>>>>
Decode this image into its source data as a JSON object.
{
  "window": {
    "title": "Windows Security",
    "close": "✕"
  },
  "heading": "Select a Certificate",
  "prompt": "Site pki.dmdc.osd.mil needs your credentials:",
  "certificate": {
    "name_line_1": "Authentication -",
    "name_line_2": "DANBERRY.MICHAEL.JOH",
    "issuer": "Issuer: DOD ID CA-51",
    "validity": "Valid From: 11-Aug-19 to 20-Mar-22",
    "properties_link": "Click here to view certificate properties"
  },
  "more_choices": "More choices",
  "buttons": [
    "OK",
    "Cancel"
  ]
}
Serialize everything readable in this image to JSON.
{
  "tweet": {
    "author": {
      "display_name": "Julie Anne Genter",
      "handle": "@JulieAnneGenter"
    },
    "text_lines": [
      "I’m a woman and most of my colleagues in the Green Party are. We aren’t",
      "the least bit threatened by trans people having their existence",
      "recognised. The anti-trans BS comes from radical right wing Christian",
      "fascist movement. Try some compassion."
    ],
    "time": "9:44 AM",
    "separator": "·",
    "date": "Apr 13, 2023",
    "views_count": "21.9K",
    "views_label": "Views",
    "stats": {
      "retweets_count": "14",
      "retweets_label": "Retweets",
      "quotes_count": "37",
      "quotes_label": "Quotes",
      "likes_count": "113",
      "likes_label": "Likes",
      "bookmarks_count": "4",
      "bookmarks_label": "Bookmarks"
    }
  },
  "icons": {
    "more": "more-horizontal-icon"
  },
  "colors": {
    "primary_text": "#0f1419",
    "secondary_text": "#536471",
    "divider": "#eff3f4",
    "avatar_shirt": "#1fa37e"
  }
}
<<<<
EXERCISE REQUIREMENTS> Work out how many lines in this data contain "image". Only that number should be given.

SOLUTION TO THE EXERCISE> 2